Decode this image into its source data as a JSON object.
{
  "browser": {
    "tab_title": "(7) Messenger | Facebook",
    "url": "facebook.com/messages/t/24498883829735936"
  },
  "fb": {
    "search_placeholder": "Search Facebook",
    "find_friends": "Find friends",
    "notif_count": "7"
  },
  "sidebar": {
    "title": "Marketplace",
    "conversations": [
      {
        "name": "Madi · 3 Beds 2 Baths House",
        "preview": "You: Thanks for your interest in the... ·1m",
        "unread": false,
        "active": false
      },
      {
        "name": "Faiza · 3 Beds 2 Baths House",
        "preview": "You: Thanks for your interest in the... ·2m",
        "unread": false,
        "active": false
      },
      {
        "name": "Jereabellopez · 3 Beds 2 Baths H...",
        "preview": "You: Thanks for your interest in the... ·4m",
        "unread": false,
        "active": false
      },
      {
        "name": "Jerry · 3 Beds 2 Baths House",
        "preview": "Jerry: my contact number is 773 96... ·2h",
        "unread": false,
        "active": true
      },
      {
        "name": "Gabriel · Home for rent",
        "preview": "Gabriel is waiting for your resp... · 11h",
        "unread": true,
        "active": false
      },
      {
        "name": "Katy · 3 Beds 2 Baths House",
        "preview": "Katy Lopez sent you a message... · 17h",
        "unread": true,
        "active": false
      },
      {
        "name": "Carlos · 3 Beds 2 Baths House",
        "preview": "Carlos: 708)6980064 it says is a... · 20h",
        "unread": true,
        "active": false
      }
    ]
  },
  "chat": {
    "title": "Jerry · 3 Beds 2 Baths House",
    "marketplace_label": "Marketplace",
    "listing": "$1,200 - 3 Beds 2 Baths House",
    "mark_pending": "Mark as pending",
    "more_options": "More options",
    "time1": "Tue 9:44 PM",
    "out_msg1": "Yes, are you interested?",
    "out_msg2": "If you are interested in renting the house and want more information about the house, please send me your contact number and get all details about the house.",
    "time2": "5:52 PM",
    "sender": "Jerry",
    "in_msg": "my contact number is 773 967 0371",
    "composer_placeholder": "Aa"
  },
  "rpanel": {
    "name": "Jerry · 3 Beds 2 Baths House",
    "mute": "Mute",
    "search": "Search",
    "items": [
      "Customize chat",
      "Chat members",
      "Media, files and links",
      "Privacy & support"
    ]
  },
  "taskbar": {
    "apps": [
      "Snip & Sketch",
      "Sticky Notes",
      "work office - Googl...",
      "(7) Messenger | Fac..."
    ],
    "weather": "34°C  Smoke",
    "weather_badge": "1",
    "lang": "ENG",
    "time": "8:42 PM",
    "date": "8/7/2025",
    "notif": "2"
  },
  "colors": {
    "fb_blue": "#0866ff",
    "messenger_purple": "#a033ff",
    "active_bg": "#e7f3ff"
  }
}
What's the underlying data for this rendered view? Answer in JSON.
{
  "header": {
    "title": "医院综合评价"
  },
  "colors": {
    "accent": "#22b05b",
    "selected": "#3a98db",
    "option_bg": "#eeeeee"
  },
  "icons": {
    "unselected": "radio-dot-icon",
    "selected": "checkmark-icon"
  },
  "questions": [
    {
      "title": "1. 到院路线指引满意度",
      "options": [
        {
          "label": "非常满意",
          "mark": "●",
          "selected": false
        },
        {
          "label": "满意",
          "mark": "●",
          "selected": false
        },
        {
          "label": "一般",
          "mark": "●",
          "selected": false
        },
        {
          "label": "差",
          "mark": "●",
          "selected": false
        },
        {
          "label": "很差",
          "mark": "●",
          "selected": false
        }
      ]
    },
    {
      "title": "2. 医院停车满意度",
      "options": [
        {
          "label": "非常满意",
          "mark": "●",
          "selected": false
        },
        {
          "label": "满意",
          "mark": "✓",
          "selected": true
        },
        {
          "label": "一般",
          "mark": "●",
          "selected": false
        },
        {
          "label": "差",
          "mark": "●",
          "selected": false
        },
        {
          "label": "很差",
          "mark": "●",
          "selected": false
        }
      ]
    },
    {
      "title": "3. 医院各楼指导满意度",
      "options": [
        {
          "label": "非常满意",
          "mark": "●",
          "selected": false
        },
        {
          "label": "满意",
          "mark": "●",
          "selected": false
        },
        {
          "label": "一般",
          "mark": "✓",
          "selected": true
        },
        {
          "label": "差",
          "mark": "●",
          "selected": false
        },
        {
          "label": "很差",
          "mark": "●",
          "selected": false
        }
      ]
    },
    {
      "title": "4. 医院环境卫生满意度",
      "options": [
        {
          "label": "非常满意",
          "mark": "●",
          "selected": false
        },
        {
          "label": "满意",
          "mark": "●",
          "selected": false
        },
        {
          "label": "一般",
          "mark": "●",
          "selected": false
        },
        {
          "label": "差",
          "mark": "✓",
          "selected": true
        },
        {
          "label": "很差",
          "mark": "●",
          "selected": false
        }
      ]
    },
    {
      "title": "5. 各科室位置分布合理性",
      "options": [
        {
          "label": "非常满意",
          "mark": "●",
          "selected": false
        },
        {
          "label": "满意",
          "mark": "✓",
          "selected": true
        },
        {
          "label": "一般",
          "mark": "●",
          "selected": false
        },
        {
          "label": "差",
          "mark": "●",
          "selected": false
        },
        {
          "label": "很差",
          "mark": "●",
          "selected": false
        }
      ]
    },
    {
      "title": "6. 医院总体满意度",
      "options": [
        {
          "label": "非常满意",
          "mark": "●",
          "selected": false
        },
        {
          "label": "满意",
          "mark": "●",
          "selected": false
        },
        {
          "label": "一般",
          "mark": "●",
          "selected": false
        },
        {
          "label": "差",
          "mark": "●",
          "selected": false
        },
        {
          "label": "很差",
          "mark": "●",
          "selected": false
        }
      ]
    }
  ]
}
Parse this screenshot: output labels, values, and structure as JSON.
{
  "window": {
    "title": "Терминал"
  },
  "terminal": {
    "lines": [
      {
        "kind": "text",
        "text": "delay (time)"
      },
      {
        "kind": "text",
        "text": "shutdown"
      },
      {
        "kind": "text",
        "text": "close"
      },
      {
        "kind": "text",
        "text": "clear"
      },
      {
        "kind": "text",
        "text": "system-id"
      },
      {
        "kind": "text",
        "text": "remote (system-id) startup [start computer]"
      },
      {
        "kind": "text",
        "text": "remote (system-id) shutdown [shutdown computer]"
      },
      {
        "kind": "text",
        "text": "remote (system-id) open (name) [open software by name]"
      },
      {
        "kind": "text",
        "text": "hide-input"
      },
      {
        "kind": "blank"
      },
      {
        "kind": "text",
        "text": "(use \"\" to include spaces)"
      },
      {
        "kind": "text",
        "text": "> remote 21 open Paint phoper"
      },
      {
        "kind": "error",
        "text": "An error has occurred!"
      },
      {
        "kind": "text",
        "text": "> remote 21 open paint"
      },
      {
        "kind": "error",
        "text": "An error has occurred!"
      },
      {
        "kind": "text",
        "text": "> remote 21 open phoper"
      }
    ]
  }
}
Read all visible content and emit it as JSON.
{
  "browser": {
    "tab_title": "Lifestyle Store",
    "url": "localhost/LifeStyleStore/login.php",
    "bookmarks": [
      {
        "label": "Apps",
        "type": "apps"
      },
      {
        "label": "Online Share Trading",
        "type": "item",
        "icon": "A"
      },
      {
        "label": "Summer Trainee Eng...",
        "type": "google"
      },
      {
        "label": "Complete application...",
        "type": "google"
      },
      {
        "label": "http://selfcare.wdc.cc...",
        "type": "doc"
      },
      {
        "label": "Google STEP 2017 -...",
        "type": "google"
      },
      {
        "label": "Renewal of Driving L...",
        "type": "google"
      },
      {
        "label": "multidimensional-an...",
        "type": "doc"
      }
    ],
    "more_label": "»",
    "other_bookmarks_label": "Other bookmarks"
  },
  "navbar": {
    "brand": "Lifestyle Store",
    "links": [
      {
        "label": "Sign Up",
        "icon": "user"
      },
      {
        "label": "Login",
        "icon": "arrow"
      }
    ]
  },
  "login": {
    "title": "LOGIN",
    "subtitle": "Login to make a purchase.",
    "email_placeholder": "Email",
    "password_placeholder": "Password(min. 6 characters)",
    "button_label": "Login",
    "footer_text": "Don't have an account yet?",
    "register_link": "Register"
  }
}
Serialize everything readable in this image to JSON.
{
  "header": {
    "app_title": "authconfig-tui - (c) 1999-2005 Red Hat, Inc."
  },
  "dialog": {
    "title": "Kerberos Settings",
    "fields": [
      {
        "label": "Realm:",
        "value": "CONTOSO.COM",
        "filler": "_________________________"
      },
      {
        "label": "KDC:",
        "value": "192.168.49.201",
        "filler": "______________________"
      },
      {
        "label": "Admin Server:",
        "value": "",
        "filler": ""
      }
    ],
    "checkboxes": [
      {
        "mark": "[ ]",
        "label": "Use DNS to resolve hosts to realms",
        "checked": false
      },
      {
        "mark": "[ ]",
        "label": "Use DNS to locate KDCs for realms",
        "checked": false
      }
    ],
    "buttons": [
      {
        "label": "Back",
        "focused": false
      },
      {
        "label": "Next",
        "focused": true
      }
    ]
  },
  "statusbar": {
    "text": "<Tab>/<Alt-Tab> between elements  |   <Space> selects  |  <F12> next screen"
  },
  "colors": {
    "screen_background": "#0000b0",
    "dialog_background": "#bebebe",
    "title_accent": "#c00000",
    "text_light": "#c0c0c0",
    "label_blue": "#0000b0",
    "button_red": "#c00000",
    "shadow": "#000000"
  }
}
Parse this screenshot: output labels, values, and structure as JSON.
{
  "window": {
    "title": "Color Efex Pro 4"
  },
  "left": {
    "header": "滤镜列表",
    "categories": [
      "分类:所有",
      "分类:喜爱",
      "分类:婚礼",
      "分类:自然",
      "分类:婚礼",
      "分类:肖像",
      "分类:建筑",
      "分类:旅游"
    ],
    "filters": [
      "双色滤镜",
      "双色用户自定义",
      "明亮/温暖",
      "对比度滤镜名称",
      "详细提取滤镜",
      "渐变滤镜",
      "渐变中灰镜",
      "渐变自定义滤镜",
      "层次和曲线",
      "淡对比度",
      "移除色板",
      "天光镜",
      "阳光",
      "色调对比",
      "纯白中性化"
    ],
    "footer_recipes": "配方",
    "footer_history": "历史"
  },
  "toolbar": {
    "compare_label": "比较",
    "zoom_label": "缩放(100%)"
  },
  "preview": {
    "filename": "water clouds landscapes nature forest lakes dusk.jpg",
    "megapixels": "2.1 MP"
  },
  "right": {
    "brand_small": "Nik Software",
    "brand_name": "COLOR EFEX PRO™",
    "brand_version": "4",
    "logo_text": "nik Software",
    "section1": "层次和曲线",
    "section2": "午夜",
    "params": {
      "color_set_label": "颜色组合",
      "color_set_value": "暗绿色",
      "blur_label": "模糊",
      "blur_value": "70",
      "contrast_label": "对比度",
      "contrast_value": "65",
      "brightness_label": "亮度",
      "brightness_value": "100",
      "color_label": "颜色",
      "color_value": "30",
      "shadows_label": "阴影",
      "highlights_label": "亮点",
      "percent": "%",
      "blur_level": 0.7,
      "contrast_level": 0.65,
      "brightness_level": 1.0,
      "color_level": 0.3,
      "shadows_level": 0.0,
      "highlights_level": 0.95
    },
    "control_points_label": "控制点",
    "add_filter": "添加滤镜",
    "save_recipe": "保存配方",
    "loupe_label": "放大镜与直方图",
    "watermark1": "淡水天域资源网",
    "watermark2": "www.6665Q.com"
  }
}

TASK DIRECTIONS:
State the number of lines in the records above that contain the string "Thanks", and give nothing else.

YOUR SOLUTION:
3